The latest league table compiled by the Wiki-solar.org website offers an insight into how the world’s emerging PV markets are changing the face engineering, procurement and construction (EPC) service provision.
Wiki-solar chief Philip Wolfe concedes the data gathered by his solar news service is based on reported contracts, so the new EPC list underestimates work undertaken by Chinese companies which frequently goes under-reported. However, as a snapshot of the changing shape of EPC operations outside China, the influence of new solar markets such as Egypt and Vietnam is notable.
Norwegian EPC Scatec Solar, at 14th on the list, is the highest climber in terms of performance from the start of last year until midway through this year. The list considers only projects with a generation capacity of at least 4 MW.
According to Wiki-solar, Scatec has carried out EPC work on 28 projects with a total generation capacity of 858 MW and a significant chunk of that work has taken place in Egypt, Brazil, Jordan and Malaysia. Scatec announced in June it had connected 195 MW of an eventual 400 MW of solar capacity at the sprawling, 1.8 GW Benban solar field in Egypt, with the balance due to come online this year.

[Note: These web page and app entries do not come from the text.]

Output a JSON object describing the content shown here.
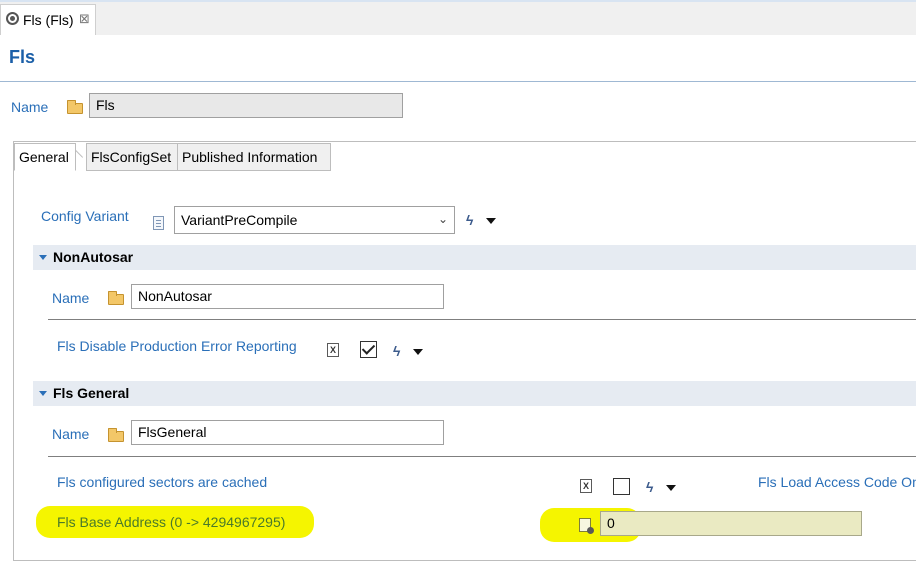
{
  "editor_tab": {
    "label": "Fls (Fls)",
    "close": "⊠"
  },
  "form": {
    "title": "Fls",
    "name_label": "Name",
    "name_value": "Fls"
  },
  "tabs": [
    {
      "label": "General",
      "active": true
    },
    {
      "label": "FlsConfigSet",
      "active": false
    },
    {
      "label": "Published Information",
      "active": false
    }
  ],
  "general": {
    "config_variant_label": "Config Variant",
    "config_variant_value": "VariantPreCompile"
  },
  "sections": {
    "non_autosar": {
      "title": "NonAutosar",
      "name_label": "Name",
      "name_value": "NonAutosar",
      "disable_prod_error_label": "Fls Disable Production Error Reporting",
      "disable_prod_error_checked": true
    },
    "fls_general": {
      "title": "Fls General",
      "name_label": "Name",
      "name_value": "FlsGeneral",
      "sectors_cached_label": "Fls configured sectors are cached",
      "sectors_cached_checked": false,
      "load_access_label": "Fls Load Access Code On",
      "base_address_label": "Fls Base Address (0 -> 4294967295)",
      "base_address_value": "0"
    }
  },
  "icons": {
    "editor": "module-icon",
    "folder": "folder-icon",
    "document": "document-icon",
    "xml": "xml-icon",
    "bolt": "bolt-icon",
    "number": "number-icon"
  },
  "colors": {
    "link": "#2a6fb8",
    "title": "#1b5fa8",
    "section_bg": "#e6ebf2",
    "highlight": "#f5f500"
  }
}
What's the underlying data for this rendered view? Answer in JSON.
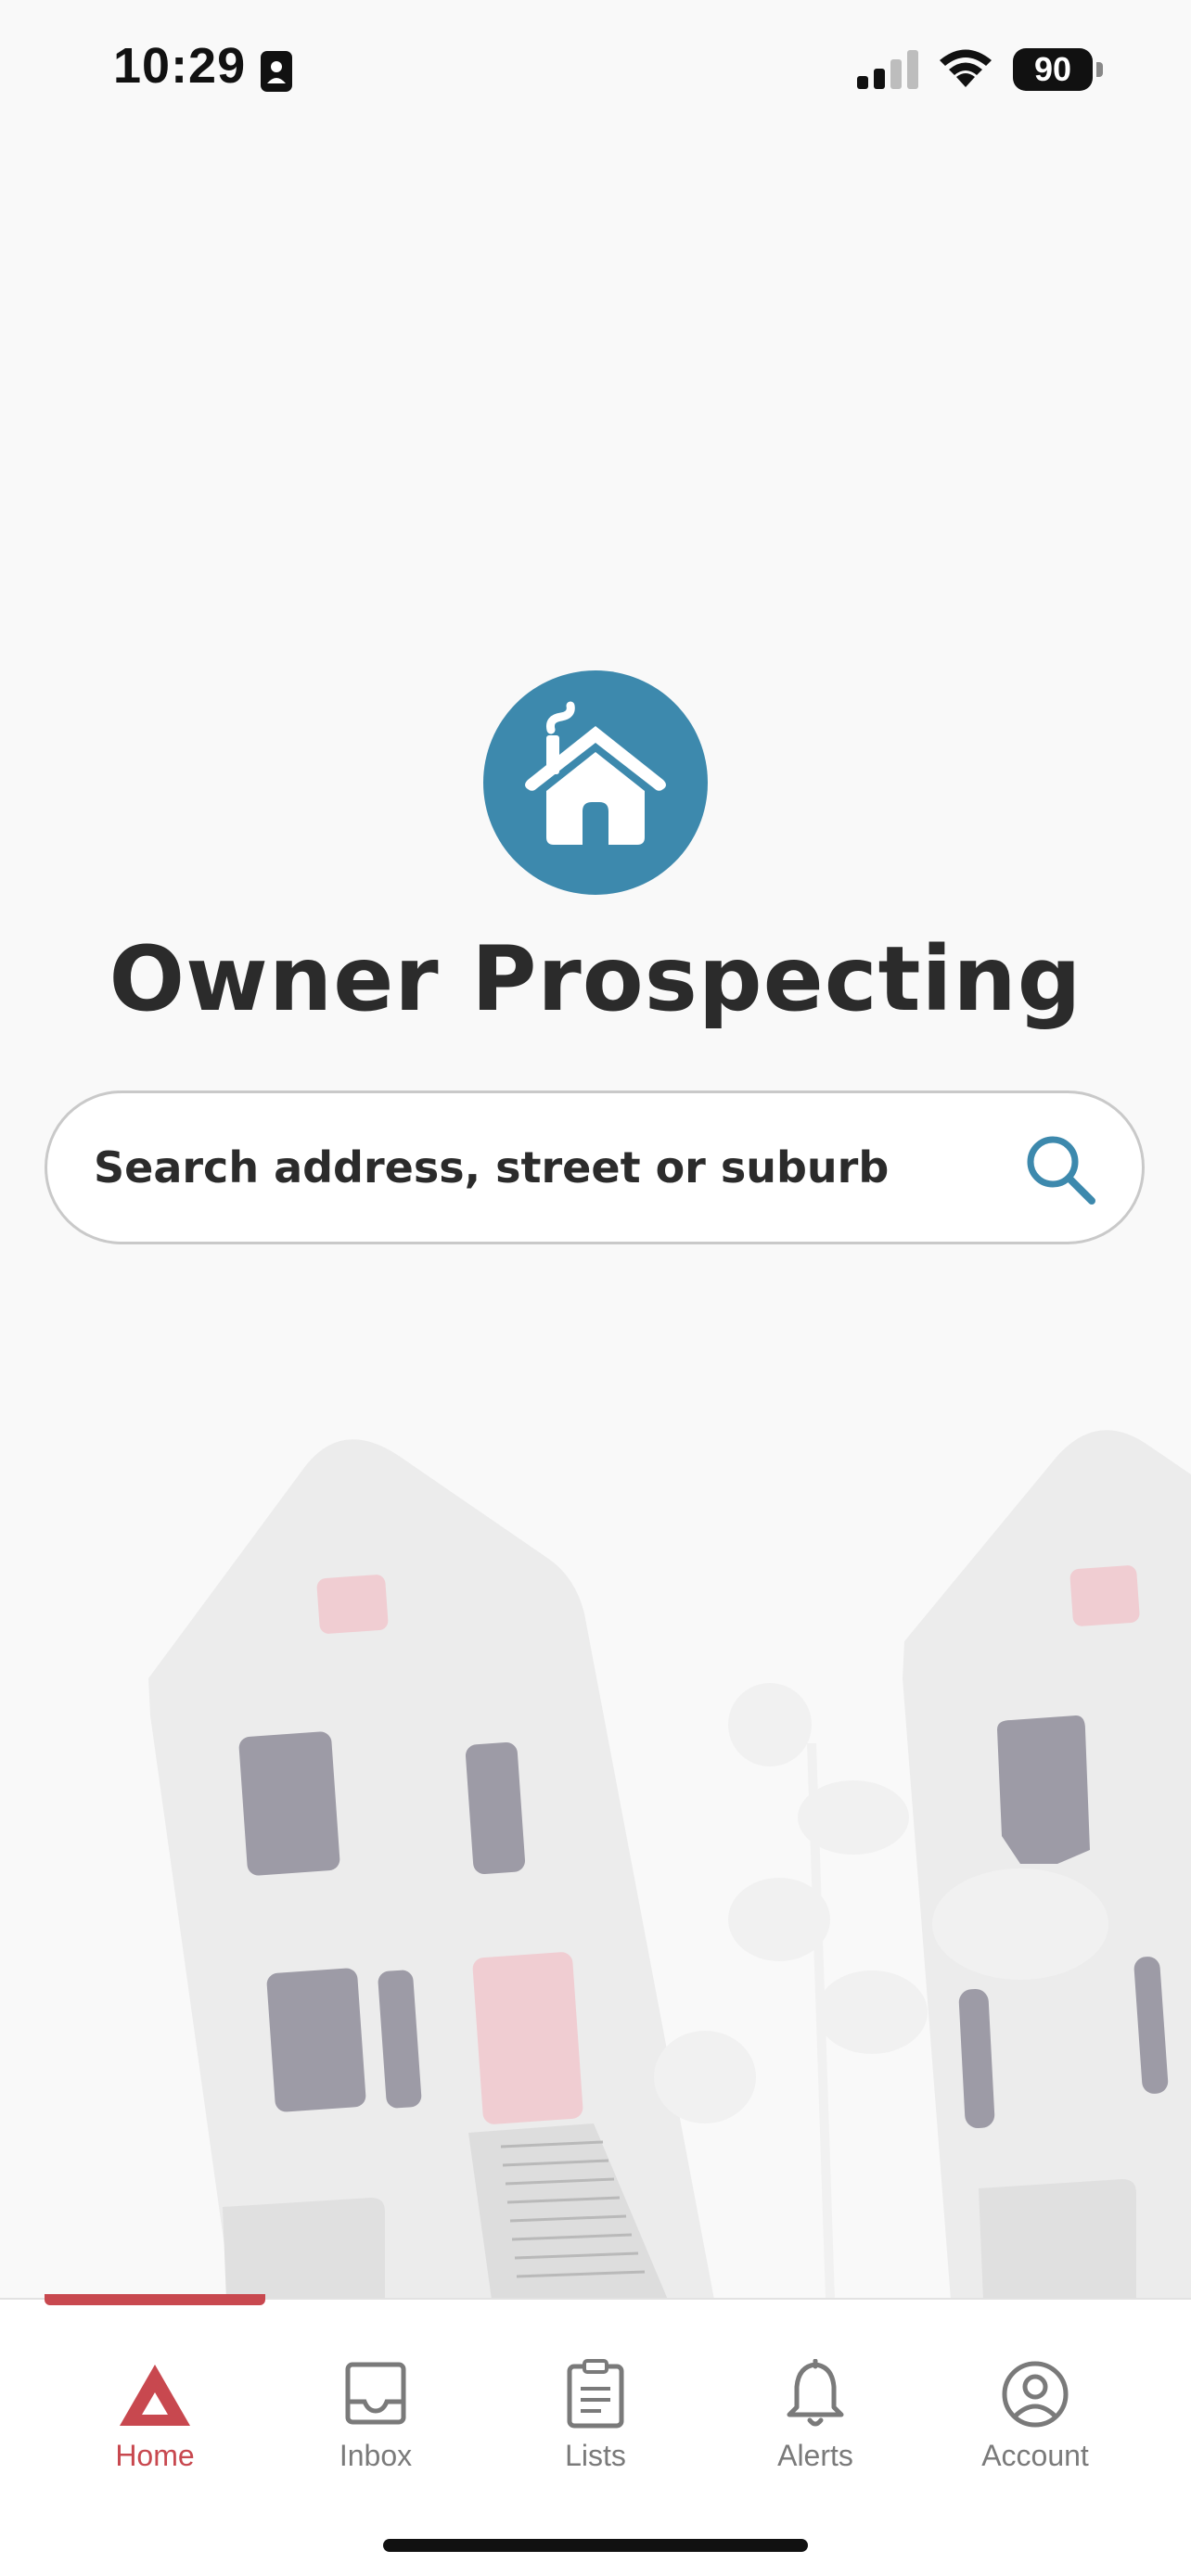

Spanish EPCs Acciona and TSK were also among the beneficiaries of the huge Egyptian project, although Wolfe points out it is a revived solar market in their homeland, as well as in South America, which has hoisted them up the current global ranking to 12th and 24th positions, respectively. Fellow Spanish companies ACS (15th in the list), Sener (25th) and Gransolar (26th) have also been buoyed by the same markets.
Greek EPC Egnatia Energy & Metka-Egn has broken into the Wiki-solar EPC top 30, in 29th position, after reaching 528 MW of installed capacity spread across 64 projects, for an average project size of 8.25 MW. However, the Greek company’s appearance came as a result of a resurgent Turkish market during 2017 which now appears dogged by hurdles again.
And there is a salutary warning of the problems associated with riding the solar wave in the presence of Australian engineering group RCR Tomlinson at number 20 on the list. The Sydney based company overextended itself and went under after filing for administration in November 21.
German EPCs also exploited rising demand in new markets in the Americas and Asia – particularly Vietnam – to maintain their leading positions in the EPC market. Juwi in October announced it had amassed a 130 MW pipeline in Vietnam as the country’s solar industry took off like a rocket on the back of generous government incentives. Juwi sits fourth on the Wiki-solar table, with a reported 125 EPC projects on 1,842 MW of solar capacity. Innogy-owned Belectric sits sixth in the ranking, with 134 contracts on 1,697 MW of capacity and Enerparc is listed eighth, with 1,626 MW of EPC capacity across 203 reported projects.
Although First Solar remains the world’s biggest EPC, at least in terms of reported project work, change could soon be in the air with Wolfe stating: “The top spot is now under threat.” The U.S. giant had performed EPC work on 4,221 MW of solar capacity by mid 2019 but has switched focus to solar module manufacturing and its rivals are gaining ground.
According to Wiki-solar, Indian EPCs Sterling & Wilson and Acme Solar, plus second-ranked U.S. rival Swinerton, have between them carried out work on 3.5 GW of project capacity in the last 18 months, versus around 333 MW by First Solar.
U.S. firm SunPower and Korean outfit Hanwha Q-Cells have also tumbled down the rankings after prioritizing solar manufacturing over downstream project work since the start of 2018. Other companies which have no reported EPC work during that period include Spain’s Abengoa Solar; Datong Guotou, the only Chinese company listed; and U.S. entity Bechtel, which Wolfe noted seems to have been inactive in solar EPC work for the last five years but which remains on the ranking thanks to three historic projects amounting to 753 MW of capacity.